__What to produce__:
Every entry, from the first line to the last, should be output exactly.

Data entries:

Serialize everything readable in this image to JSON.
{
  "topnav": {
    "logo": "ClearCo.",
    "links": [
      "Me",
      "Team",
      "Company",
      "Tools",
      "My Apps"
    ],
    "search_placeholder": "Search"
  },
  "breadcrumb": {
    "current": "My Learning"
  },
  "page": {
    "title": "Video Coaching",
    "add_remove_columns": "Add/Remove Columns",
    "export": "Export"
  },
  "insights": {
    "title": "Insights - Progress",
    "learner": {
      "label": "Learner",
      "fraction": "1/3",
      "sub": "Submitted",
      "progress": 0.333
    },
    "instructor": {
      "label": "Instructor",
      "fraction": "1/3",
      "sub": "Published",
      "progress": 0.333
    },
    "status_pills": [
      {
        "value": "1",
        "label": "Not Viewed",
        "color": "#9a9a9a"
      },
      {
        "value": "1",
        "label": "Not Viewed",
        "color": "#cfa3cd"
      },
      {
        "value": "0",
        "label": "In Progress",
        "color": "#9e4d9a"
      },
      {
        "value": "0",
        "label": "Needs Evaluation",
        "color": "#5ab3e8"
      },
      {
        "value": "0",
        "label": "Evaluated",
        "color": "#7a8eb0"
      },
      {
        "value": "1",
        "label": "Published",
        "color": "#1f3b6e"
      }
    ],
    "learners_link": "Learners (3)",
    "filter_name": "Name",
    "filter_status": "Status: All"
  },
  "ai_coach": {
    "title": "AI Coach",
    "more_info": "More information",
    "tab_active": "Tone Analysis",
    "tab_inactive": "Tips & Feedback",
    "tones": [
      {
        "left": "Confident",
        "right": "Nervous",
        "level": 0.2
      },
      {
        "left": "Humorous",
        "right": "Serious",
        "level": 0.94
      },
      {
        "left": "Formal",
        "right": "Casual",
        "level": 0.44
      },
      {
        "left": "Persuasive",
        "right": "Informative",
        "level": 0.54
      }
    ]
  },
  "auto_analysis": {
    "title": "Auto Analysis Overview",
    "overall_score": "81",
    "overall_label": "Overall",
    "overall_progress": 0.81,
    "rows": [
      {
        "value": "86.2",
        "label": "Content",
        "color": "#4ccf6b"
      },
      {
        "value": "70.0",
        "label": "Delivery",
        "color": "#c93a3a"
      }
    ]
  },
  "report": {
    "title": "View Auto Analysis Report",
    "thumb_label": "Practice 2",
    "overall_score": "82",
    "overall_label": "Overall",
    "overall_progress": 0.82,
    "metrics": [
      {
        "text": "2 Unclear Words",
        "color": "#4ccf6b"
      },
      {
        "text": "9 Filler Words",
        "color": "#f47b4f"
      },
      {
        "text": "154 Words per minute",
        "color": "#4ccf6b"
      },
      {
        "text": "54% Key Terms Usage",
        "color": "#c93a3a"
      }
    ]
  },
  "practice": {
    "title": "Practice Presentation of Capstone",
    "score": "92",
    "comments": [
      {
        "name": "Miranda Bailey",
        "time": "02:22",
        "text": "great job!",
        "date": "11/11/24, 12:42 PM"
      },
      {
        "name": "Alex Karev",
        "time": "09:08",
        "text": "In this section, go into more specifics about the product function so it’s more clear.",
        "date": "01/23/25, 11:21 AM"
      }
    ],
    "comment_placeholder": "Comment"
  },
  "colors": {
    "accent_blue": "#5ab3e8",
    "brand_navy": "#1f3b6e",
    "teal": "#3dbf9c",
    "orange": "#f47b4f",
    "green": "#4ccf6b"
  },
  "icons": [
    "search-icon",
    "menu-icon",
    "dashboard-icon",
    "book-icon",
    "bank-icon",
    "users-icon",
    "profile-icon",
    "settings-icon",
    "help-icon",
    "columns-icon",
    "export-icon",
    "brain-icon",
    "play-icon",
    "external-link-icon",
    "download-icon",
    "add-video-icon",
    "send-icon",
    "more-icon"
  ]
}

__Worked solution__:
Serialize everything readable in this image to JSON.
{
  "topnav": {
    "logo": "ClearCo.",
    "links": [
      "Me",
      "Team",
      "Company",
      "Tools",
      "My Apps"
    ],
    "search_placeholder": "Search"
  },
  "breadcrumb": {
    "current": "My Learning"
  },
  "page": {
    "title": "Video Coaching",
    "add_remove_columns": "Add/Remove Columns",
    "export": "Export"
  },
  "insights": {
    "title": "Insights - Progress",
    "learner": {
      "label": "Learner",
      "fraction": "1/3",
      "sub": "Submitted",
      "progress": 0.333
    },
    "instructor": {
      "label": "Instructor",
      "fraction": "1/3",
      "sub": "Published",
      "progress": 0.333
    },
    "status_pills": [
      {
        "value": "1",
        "label": "Not Viewed",
        "color": "#9a9a9a"
      },
      {
        "value": "1",
        "label": "Not Viewed",
        "color": "#cfa3cd"
      },
      {
        "value": "0",
        "label": "In Progress",
        "color": "#9e4d9a"
      },
      {
        "value": "0",
        "label": "Needs Evaluation",
        "color": "#5ab3e8"
      },
      {
        "value": "0",
        "label": "Evaluated",
        "color": "#7a8eb0"
      },
      {
        "value": "1",
        "label": "Published",
        "color": "#1f3b6e"
      }
    ],
    "learners_link": "Learners (3)",
    "filter_name": "Name",
    "filter_status": "Status: All"
  },
  "ai_coach": {
    "title": "AI Coach",
    "more_info": "More information",
    "tab_active": "Tone Analysis",
    "tab_inactive": "Tips & Feedback",
    "tones": [
      {
        "left": "Confident",
        "right": "Nervous",
        "level": 0.2
      },
      {
        "left": "Humorous",
        "right": "Serious",
        "level": 0.94
      },
      {
        "left": "Formal",
        "right": "Casual",
        "level": 0.44
      },
      {
        "left": "Persuasive",
        "right": "Informative",
        "level": 0.54
      }
    ]
  },
  "auto_analysis": {
    "title": "Auto Analysis Overview",
    "overall_score": "81",
    "overall_label": "Overall",
    "overall_progress": 0.81,
    "rows": [
      {
        "value": "86.2",
        "label": "Content",
        "color": "#4ccf6b"
      },
      {
        "value": "70.0",
        "label": "Delivery",
        "color": "#c93a3a"
      }
    ]
  },
  "report": {
    "title": "View Auto Analysis Report",
    "thumb_label": "Practice 2",
    "overall_score": "82",
    "overall_label": "Overall",
    "overall_progress": 0.82,
    "metrics": [
      {
        "text": "2 Unclear Words",
        "color": "#4ccf6b"
      },
      {
        "text": "9 Filler Words",
        "color": "#f47b4f"
      },
      {
        "text": "154 Words per minute",
        "color": "#4ccf6b"
      },
      {
        "text": "54% Key Terms Usage",
        "color": "#c93a3a"
      }
    ]
  },
  "practice": {
    "title": "Practice Presentation of Capstone",
    "score": "92",
    "comments": [
      {
        "name": "Miranda Bailey",
        "time": "02:22",
        "text": "great job!",
        "date": "11/11/24, 12:42 PM"
      },
      {
        "name": "Alex Karev",
        "time": "09:08",
        "text": "In this section, go into more specifics about the product function so it’s more clear.",
        "date": "01/23/25, 11:21 AM"
      }
    ],
    "comment_placeholder": "Comment"
  },
  "colors": {
    "accent_blue": "#5ab3e8",
    "brand_navy": "#1f3b6e",
    "teal": "#3dbf9c",
    "orange": "#f47b4f",
    "green": "#4ccf6b"
  },
  "icons": [
    "search-icon",
    "menu-icon",
    "dashboard-icon",
    "book-icon",
    "bank-icon",
    "users-icon",
    "profile-icon",
    "settings-icon",
    "help-icon",
    "columns-icon",
    "export-icon",
    "brain-icon",
    "play-icon",
    "external-link-icon",
    "download-icon",
    "add-video-icon",
    "send-icon",
    "more-icon"
  ]
}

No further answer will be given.